‘Why fall into the apologetic trap by not calling it a mosque?’, one audience member asked. ‘In a post 9/11 discourse,’ Abboud said ‘I don’t think it’s a failure to change name from Islamic Cultural Centre to Park 51’. He came across as well-meaning and expedient, but uncomfortable with the supernatural religious stuff. Someone from the Rich Mix wondered how much the building’s ‘very beautiful aesthetic’ would allow for ‘robust cultural exchange’.
The discussion was diffuse and wide-ranging. Foreign Architects of Switzerland gave an engaging presentation of its post-minaret-ban ideas competition for an Islamic centre in Zurich. Ali Mangera, founder of Mangera Yvars Architects, gave an account of the media storm that whipped up when his practice’s proposal for a ‘mega-mosque’ was leaked; a reminder that the USA does not have a monopoly on Islam-related furores. One architect remarked to me that one of the reasons British architects are becoming more interested in mosque design is because it’s one of the few uninvestigated building types growing in the UK.
Sardar closed the symposium, acknowledging that, frustratingly, the day’s debate hadn’t really engaged with the wider, ongoing discussion around secularism and religion’s relationship with the state. These are crucial issues which are rarely tackled outside academic journals – and it’s the lack of consensus or clarity around these, that means, I would argue, that the debate becomes so heated so quickly.
In the rush to celebrate our shared humanity and avoid conflict, a common stance is to downplay the strongly-held beliefs of one group – in the context of religion, to pretend that they’re not really that religious.
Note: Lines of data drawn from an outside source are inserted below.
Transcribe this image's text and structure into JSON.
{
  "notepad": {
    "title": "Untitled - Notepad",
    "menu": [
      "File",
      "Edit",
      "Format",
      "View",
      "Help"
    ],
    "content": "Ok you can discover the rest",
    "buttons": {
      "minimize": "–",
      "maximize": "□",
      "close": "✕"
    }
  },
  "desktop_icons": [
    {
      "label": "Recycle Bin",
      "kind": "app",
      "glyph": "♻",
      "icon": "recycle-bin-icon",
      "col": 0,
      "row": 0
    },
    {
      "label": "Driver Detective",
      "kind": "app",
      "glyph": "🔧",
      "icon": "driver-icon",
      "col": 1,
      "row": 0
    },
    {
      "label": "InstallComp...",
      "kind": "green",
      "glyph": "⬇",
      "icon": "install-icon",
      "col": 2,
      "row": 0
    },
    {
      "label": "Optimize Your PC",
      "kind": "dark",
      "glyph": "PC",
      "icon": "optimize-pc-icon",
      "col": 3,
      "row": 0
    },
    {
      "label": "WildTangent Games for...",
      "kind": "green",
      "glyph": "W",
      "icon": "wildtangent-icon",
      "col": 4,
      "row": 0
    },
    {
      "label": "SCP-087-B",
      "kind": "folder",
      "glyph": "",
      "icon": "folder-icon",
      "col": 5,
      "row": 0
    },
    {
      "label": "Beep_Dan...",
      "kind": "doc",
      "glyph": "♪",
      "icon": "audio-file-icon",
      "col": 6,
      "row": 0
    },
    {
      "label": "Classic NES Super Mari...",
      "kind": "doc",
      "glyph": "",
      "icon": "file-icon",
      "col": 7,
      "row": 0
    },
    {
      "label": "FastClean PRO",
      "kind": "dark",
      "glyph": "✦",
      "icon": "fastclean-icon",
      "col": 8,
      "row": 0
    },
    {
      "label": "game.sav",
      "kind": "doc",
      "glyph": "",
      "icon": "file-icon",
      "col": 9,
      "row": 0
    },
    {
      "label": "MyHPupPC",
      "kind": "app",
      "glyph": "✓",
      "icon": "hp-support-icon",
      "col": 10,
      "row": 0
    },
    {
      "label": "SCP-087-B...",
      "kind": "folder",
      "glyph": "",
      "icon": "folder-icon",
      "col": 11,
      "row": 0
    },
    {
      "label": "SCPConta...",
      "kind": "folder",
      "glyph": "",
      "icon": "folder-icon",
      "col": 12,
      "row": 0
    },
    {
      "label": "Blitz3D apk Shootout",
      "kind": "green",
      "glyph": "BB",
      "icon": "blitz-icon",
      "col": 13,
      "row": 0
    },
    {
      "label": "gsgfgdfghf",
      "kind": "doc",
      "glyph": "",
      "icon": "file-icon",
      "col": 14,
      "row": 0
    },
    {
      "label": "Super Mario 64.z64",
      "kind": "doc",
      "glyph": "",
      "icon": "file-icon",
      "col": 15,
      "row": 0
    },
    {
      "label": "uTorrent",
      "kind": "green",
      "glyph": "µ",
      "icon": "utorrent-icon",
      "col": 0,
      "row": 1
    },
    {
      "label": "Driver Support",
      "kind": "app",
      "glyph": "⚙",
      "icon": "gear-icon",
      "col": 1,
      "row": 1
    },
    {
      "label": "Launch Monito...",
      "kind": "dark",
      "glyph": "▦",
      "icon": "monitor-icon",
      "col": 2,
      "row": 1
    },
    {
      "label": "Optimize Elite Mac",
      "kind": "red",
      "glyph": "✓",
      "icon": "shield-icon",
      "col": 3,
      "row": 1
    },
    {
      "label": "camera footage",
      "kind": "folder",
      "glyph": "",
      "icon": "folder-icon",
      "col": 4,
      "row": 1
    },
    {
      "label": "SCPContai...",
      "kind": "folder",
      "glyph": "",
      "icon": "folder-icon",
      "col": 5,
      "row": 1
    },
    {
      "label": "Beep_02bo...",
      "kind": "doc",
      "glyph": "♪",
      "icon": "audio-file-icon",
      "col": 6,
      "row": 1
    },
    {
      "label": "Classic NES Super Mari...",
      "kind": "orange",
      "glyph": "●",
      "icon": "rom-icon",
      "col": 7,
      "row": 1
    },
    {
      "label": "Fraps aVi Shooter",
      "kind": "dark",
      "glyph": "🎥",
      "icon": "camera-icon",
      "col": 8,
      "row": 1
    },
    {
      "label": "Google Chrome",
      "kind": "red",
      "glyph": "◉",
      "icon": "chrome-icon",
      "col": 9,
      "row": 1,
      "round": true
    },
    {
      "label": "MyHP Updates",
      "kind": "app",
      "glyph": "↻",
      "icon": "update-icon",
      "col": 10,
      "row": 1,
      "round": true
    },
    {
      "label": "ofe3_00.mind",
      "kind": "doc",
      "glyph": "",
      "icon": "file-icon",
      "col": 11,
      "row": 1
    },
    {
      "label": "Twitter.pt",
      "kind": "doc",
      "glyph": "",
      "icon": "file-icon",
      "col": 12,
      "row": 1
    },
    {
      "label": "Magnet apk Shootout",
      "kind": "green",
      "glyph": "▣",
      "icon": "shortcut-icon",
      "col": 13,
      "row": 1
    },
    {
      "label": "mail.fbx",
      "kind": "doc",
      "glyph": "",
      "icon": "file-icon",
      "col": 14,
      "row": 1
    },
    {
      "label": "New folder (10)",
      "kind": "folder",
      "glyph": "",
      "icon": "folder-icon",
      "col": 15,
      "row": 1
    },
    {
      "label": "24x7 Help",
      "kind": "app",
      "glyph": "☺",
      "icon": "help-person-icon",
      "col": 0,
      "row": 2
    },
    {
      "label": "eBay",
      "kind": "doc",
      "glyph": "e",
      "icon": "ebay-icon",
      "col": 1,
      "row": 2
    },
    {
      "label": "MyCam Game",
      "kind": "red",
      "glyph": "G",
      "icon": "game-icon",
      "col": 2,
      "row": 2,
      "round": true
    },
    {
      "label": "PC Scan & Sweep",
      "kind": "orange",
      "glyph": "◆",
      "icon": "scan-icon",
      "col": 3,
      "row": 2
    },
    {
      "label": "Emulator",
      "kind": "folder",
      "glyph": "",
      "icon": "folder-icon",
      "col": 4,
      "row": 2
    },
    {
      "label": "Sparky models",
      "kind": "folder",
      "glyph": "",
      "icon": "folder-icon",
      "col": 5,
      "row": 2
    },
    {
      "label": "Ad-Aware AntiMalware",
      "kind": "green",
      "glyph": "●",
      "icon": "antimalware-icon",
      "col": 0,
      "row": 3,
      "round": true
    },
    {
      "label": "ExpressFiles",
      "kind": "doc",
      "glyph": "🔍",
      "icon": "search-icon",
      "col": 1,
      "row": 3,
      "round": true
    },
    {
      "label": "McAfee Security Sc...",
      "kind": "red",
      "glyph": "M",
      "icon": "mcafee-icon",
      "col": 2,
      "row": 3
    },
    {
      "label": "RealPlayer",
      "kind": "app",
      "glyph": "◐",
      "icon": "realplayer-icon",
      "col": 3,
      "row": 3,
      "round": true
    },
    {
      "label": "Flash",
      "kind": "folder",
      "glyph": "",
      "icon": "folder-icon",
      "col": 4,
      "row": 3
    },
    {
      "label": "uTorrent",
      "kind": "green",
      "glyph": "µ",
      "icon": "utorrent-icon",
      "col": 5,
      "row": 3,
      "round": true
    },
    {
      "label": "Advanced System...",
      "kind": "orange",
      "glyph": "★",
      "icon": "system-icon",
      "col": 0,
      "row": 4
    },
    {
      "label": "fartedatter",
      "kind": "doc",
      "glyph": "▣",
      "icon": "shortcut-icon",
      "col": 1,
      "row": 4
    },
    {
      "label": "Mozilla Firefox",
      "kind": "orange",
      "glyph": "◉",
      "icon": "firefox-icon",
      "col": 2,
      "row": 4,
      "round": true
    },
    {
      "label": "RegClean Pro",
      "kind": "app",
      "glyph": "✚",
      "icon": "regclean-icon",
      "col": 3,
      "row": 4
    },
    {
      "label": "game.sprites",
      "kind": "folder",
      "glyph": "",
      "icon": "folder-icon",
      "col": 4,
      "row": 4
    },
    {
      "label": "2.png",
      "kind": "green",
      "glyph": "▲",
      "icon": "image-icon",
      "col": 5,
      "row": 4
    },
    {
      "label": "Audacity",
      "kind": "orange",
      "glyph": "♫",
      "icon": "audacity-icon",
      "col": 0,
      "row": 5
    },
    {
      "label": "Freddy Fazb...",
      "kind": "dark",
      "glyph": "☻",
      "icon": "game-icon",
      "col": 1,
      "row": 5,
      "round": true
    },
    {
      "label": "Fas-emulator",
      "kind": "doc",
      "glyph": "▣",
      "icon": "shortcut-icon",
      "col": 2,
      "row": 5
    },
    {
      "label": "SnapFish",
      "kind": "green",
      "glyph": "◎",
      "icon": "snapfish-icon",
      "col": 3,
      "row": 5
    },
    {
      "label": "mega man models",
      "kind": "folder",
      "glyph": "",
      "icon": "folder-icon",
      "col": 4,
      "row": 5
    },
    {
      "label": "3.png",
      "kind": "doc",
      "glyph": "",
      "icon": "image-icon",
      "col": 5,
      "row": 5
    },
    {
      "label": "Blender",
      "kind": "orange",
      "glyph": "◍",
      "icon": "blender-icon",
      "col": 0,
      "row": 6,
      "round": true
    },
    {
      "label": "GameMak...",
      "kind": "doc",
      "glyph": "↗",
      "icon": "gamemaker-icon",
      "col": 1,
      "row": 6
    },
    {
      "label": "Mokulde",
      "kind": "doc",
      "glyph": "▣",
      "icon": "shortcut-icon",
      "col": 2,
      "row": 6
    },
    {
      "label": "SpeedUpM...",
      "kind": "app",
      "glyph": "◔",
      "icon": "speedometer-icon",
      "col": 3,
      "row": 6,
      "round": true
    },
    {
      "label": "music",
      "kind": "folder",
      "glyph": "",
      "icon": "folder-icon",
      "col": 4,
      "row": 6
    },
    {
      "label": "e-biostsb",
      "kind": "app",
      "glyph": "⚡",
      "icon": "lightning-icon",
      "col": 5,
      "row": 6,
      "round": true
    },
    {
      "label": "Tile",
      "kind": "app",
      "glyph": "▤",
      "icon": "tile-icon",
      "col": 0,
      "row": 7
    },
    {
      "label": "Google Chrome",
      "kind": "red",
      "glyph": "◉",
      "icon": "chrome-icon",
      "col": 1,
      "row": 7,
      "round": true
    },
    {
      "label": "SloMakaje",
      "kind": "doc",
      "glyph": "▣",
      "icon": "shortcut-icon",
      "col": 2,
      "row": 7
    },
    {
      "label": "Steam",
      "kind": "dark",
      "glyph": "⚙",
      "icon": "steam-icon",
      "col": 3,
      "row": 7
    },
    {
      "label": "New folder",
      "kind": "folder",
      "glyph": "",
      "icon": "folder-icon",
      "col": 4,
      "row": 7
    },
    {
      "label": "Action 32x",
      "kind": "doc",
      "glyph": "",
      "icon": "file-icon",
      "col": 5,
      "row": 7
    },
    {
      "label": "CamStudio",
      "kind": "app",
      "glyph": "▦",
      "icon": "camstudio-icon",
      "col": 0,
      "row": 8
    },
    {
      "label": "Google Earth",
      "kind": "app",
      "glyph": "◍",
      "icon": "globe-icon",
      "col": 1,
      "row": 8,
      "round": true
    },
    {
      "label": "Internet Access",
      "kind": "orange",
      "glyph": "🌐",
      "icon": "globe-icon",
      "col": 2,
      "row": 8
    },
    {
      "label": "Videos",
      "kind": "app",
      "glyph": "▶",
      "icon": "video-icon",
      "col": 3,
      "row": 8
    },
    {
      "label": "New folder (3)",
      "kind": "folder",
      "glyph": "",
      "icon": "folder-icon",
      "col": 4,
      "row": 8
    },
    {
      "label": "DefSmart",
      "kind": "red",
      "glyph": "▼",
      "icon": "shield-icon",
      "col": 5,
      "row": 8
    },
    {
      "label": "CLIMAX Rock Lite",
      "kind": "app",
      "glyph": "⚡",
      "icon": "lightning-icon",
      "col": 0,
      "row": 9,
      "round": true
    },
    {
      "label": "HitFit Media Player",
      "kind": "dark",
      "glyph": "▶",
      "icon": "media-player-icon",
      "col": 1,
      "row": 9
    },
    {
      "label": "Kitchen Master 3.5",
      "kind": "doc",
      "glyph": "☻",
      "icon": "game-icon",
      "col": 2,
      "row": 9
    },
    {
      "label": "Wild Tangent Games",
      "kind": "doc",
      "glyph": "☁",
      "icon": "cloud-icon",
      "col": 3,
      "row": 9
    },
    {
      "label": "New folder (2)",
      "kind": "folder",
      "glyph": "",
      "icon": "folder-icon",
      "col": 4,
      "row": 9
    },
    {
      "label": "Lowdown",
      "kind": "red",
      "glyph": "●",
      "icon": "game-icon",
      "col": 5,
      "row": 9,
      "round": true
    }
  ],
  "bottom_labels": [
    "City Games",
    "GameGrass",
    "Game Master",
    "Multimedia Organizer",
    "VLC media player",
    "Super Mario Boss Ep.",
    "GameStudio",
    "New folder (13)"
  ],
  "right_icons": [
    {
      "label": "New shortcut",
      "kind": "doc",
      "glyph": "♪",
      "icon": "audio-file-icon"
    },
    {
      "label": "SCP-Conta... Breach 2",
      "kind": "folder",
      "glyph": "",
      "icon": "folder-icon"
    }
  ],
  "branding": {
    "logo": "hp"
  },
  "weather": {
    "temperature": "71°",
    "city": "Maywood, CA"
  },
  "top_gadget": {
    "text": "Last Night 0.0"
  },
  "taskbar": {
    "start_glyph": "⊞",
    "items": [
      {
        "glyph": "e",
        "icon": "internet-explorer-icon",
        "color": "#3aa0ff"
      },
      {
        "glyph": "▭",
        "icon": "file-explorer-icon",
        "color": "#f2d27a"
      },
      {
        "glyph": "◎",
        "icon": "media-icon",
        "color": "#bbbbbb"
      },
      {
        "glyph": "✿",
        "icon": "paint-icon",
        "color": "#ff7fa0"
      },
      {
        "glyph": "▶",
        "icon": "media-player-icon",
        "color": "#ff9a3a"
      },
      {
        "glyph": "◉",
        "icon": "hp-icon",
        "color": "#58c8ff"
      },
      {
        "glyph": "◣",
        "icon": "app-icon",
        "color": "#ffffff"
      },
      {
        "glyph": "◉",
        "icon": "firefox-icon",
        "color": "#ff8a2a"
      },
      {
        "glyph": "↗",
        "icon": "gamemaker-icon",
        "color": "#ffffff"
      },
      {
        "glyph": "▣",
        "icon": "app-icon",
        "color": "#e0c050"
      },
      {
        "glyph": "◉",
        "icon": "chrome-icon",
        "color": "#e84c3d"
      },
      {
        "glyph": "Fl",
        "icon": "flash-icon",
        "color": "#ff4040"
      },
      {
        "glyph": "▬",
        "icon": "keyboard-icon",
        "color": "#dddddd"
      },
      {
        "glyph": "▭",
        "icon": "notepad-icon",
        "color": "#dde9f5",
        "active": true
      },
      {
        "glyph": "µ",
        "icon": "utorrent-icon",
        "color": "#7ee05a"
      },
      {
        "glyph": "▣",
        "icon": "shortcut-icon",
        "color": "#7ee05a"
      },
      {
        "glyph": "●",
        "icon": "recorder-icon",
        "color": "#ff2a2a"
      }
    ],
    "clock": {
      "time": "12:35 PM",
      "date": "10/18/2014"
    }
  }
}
Often this comes from discomfit with the fact that elements of religious groups within a society cannot fail to come into conflict with the state. French political theorist Cécile Laborde argues that many Western societies have an implicit status-quo bias, and are not historically neutral to all religions. This happened in England with Irish-Catholic immigrants in the 19th century and is happening now with home-grown Muslim extremists.
This line of argument isn’t recoursing to a confrontational clash-of-civilisations-type discourse of the type Samuel Huntington espouses. Rather, it’s pointing to a basic political problem; one that needs to be acknowledged and discussed, with the aim to find the best way of ensuring a peaceful, mutually beneficial solution. Britain is a reasonably good place to discuss this – its multicultural approach is simultaneously preferable, but frustratingly unstated and undiscussed in comparison with France’s hard-line, but simple approach of secularism and laïcité. ■
A publication that documents Faith in the City events will be out in February 2011